This is especially the case in two Republican primary races -- one for the right to succeed U.S. Rep. Ed Bryant, the outgoing 7th District congressman who is now a U.S. Senate candidate, and the other between Bryant and former Governor Lamar Alexander for the Senate seat being vacated by GOP incumbent Fred Thompson.
The problem is that the public positions being taken by the contenders for these offices do not differ in any major way from candidate to candidate. All these hopefuls follow the general Republican line of "less taxes, less government, less regulation, support President Bush, etc." All that may be well and good for the party faithful who already possess some more personal reason for choosing this or that candidate, but it leaves in confusion the general voter -- especially an ideologically uncommitted one who knows realistically that to choose a congressman for the heavily Republican 7th District means to select from a multicandidate field that, unfortunately and unhelpfully, insists on parroting each other.
Choosing becomes particularly onerous when the candidates persist not only in saying the same things about the same subjects but in applying identical misleading jargon in doing so. The newest and most egregious instance of this is the use of the term "death tax" to describe what is in fact a levy upon inheritances and what has, until now, served as a useful incentive for the holders of large estates (whom it mainly impacts) to make generous, tax-sheltered contributions to major private foundations.

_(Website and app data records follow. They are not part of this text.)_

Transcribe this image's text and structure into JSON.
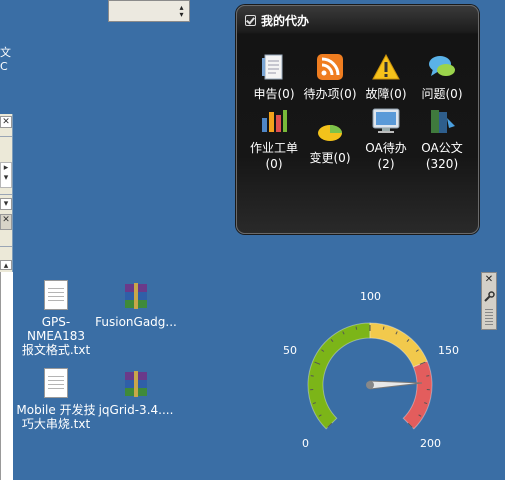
{
  "edge": {
    "line1": "文",
    "line2": "C"
  },
  "widget": {
    "title": "我的代办",
    "tiles": [
      {
        "label": "申告(0)",
        "icon": "document-icon"
      },
      {
        "label": "待办项(0)",
        "icon": "rss-icon"
      },
      {
        "label": "故障(0)",
        "icon": "warning-icon"
      },
      {
        "label": "问题(0)",
        "icon": "chat-icon"
      },
      {
        "label": "作业工单",
        "label2": "(0)",
        "icon": "bar-chart-icon"
      },
      {
        "label": "变更(0)",
        "icon": "pie-chart-icon"
      },
      {
        "label": "OA待办",
        "label2": "(2)",
        "icon": "monitor-icon"
      },
      {
        "label": "OA公文",
        "label2": "(320)",
        "icon": "books-icon"
      }
    ]
  },
  "gauge": {
    "ticks": [
      "0",
      "50",
      "100",
      "150",
      "200"
    ],
    "min": 0,
    "max": 200,
    "value": 165,
    "colors": {
      "low": "#7cb518",
      "mid": "#f2c94c",
      "high": "#e35d5d"
    }
  },
  "desktop": {
    "items": [
      {
        "line1": "GPS-NMEA183",
        "line2": "报文格式.txt",
        "type": "text-file"
      },
      {
        "line1": "FusionGadg...",
        "line2": "",
        "type": "rar-archive"
      },
      {
        "line1": "Mobile 开发技",
        "line2": "巧大串烧.txt",
        "type": "text-file"
      },
      {
        "line1": "jqGrid-3.4....",
        "line2": "",
        "type": "rar-archive"
      }
    ]
  }
}
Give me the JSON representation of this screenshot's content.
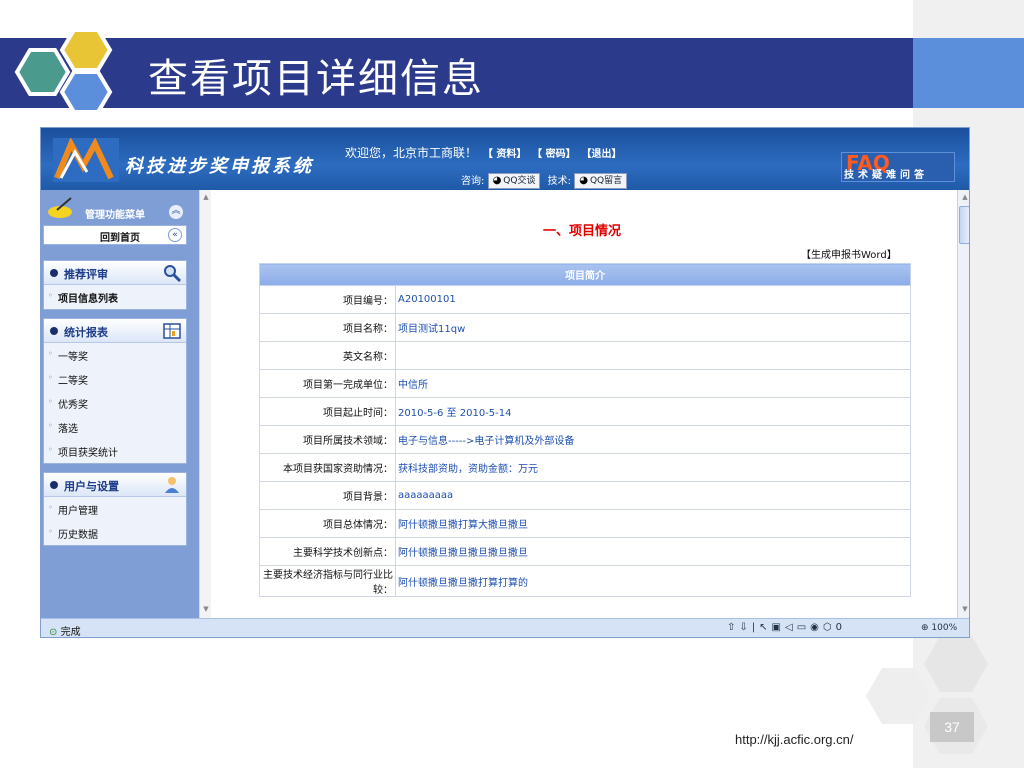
{
  "slide": {
    "title": "查看项目详细信息",
    "url": "http://kjj.acfic.org.cn/",
    "page_number": "37"
  },
  "header": {
    "system_name": "科技进步奖申报系统",
    "welcome": "欢迎您，北京市工商联！",
    "links": [
      "【 资料】",
      "【 密码】",
      "【退出】"
    ],
    "consult_label": "咨询:",
    "qq_chat": "QQ交谈",
    "tech_label": "技术:",
    "qq_message": "QQ留言",
    "faq_big": "FAQ",
    "faq_sub": "技术疑难问答"
  },
  "sidebar": {
    "menu_title": "管理功能菜单",
    "home": "回到首页",
    "groups": [
      {
        "title": "推荐评审",
        "items": [
          "项目信息列表"
        ]
      },
      {
        "title": "统计报表",
        "items": [
          "一等奖",
          "二等奖",
          "优秀奖",
          "落选",
          "项目获奖统计"
        ]
      },
      {
        "title": "用户与设置",
        "items": [
          "用户管理",
          "历史数据"
        ]
      }
    ]
  },
  "content": {
    "section_title": "一、项目情况",
    "generate_word": "【生成申报书Word】",
    "table_header": "项目简介",
    "rows": [
      {
        "key": "项目编号：",
        "value": "A20100101"
      },
      {
        "key": "项目名称：",
        "value": "项目测试11qw"
      },
      {
        "key": "英文名称：",
        "value": ""
      },
      {
        "key": "项目第一完成单位：",
        "value": "中信所"
      },
      {
        "key": "项目起止时间：",
        "value": "2010-5-6 至 2010-5-14"
      },
      {
        "key": "项目所属技术领域：",
        "value": "电子与信息----->电子计算机及外部设备"
      },
      {
        "key": "本项目获国家资助情况：",
        "value": "获科技部资助，资助金额：万元"
      },
      {
        "key": "项目背景：",
        "value": "aaaaaaaaa"
      },
      {
        "key": "项目总体情况：",
        "value": "阿什顿撒旦撒打算大撒旦撒旦"
      },
      {
        "key": "主要科学技术创新点：",
        "value": "阿什顿撒旦撒旦撒旦撒旦撒旦"
      },
      {
        "key": "主要技术经济指标与同行业比较：",
        "value": "阿什顿撒旦撒旦撒打算打算的"
      }
    ]
  },
  "statusbar": {
    "status": "完成",
    "zoom": "100%",
    "counter": "0"
  },
  "colors": {
    "title_band": "#2b3a8b",
    "header_blue": "#1f5aa8",
    "sidebar_blue": "#7f9ed6",
    "section_red": "#e00000",
    "value_blue": "#1e4fb0"
  }
}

The Flyer does not endorse candidates for election. But we see no harm in pointing out the rare differences when and where they occur. In the case of the field of Republicans seeking the 7th District nomination, we can report some shockers: Memphis lawyer David Kustoff had the audacity to declare on a Nashville radio program this week that it was part of a congressman's duties to help government do things for his or her district -- even, Kustoff added, at the risk of having others label those dividends "pork." Whew! That's heresy these days in Republican ranks, in which ritual, near-anarchist denunciations of government and all its works are called for.
Another example was an endorsement by state Senator Marsha Blackburn, at a recent Memphis forum, of the concept of a Department of Homeland Security. Surprising as this was coming from such a peerless foe of "new bureaucracies," it helped enliven what might have been a stale discussion otherwise.
But the most dismaying instances of Pete-and-Repeat rhetoric in Election Year 2002 have been those of the Bryant-Alexander race, in which not even the most gifted quantum physicist could detect the minute variations in the current policy pronouncements of the two, and, worst of all, the graceless and predictable denunciations of a state income tax that issued simultaneously and nearly identically from the lips of gubernatorial candidates Phil Bredesen and Van Hilleary, as long as that issue was still alive in the General Assembly.
Voters deserve what they used to get at election time and don't much anymore -- considered conclusions, not canned catechisms.